In Nelson we talked to several people who gave us tips for the next few days – good places to camp, and things to see. After turning north at the Balfour ferry, direction Kaslo, Tim and I were again in new territory. We had a pretty spectacular time for the next few days:
As we neared Vernon the traffic got heavier and more obnoxious. We spoke to some cyclists and got news of a side-route to a provincial park on the shores of Kalamalka Lake. Interesting place – a load of docks and parking and jetties and ramps for launching motorized water-craft into the clean and clear water, and a meagre 5m stretch of rocky “beach” barely cut out of the brush for PEOPLE to access the murky water of a small bay. I did manage a small dip in the water, however difficult they made it. May 1, first “swim” of the season!
We had a disappointing visit to the new MEC in Kelowna. That store is just not what it used to be! We did talk to a cycle tourist who gave us some good info for the next day’s adventure: in order to avoid busy highways we opted to cycle from Kelowna to Pentiction on the Kettle Valley Rail Trail. This first required us to climb some 900m up a steep gravel road to get to the trail – we left Kelowna quite early in the morning to beat the heat, and were at the trail by 10:30.
Our trip ended with visits with friends in Penticton and Oliver and a road-trip home with all our gear and bikes in Helene’s roomy car. All in all, giardia notwithstanding, we had a fantastic trip. We are, erm, glad to be home and to be busying for the work season ahead.
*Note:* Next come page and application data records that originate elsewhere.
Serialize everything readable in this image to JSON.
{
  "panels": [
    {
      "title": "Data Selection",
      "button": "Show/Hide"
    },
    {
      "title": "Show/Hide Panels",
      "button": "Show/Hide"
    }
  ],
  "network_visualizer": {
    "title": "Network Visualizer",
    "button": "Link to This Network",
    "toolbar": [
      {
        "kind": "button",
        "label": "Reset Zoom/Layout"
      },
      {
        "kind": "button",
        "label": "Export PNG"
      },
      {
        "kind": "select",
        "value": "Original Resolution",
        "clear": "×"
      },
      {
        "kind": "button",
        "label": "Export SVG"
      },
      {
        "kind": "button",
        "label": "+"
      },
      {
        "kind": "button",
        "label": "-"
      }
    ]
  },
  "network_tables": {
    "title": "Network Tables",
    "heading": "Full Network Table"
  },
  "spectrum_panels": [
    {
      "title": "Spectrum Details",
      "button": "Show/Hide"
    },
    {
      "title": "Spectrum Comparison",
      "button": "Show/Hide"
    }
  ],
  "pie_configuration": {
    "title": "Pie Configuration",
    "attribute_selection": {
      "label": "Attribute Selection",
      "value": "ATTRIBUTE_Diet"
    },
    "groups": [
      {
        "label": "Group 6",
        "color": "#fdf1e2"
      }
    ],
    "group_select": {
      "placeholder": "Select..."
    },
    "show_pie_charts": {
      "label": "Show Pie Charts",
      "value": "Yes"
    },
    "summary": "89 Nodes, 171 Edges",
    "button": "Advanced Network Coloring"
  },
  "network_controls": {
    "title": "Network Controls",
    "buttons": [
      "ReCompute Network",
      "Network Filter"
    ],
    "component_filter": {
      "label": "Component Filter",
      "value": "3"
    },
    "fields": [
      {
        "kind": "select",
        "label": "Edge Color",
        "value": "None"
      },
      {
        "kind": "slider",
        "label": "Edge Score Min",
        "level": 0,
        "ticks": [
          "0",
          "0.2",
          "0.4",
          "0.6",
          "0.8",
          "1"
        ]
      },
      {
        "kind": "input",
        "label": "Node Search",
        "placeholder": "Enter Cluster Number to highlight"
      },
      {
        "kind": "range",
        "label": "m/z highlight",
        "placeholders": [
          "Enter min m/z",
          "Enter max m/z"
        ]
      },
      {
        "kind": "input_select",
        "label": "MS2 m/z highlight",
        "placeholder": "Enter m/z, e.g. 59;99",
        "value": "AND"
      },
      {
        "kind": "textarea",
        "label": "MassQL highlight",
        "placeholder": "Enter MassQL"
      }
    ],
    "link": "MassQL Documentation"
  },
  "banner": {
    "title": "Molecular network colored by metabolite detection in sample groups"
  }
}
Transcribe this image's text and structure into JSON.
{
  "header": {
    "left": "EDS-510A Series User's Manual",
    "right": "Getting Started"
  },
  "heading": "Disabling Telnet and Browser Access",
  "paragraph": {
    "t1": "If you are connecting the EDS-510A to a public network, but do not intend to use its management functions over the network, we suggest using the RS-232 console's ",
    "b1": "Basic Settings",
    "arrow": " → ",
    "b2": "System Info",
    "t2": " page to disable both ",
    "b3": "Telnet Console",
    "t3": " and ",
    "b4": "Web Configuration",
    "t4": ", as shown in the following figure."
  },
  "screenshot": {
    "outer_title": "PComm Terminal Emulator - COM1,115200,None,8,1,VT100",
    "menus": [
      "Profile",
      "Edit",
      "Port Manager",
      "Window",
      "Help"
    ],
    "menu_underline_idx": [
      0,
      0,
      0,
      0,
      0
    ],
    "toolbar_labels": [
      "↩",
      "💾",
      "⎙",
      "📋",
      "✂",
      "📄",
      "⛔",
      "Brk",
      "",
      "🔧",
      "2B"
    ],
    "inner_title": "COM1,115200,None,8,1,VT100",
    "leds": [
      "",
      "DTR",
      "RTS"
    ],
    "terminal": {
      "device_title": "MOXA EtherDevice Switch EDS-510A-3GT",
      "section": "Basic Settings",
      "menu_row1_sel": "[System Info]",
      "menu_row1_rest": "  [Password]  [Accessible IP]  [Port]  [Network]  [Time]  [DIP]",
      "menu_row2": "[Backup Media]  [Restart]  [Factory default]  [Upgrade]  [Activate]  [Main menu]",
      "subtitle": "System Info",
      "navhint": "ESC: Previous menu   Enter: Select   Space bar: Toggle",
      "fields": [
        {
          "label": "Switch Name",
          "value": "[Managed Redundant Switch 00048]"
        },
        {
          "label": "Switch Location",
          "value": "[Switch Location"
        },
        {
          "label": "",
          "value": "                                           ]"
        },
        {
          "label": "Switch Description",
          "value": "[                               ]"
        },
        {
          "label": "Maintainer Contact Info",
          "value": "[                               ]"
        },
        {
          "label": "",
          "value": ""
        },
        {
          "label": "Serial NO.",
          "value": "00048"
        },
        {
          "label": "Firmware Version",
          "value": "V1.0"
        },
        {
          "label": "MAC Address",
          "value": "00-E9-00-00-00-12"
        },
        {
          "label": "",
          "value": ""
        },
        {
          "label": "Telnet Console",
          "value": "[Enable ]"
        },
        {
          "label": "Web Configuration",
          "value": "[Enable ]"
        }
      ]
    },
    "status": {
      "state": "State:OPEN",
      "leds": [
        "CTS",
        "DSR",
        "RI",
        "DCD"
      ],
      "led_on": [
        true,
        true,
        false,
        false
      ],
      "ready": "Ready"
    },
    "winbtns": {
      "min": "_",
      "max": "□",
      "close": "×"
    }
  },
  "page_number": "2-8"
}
One thing we are truly excited about is to be at the Quesnel Farmer’s Market this coming Saturday. Can’t wait to see all our market buddies and to buy some good fresh tasty food!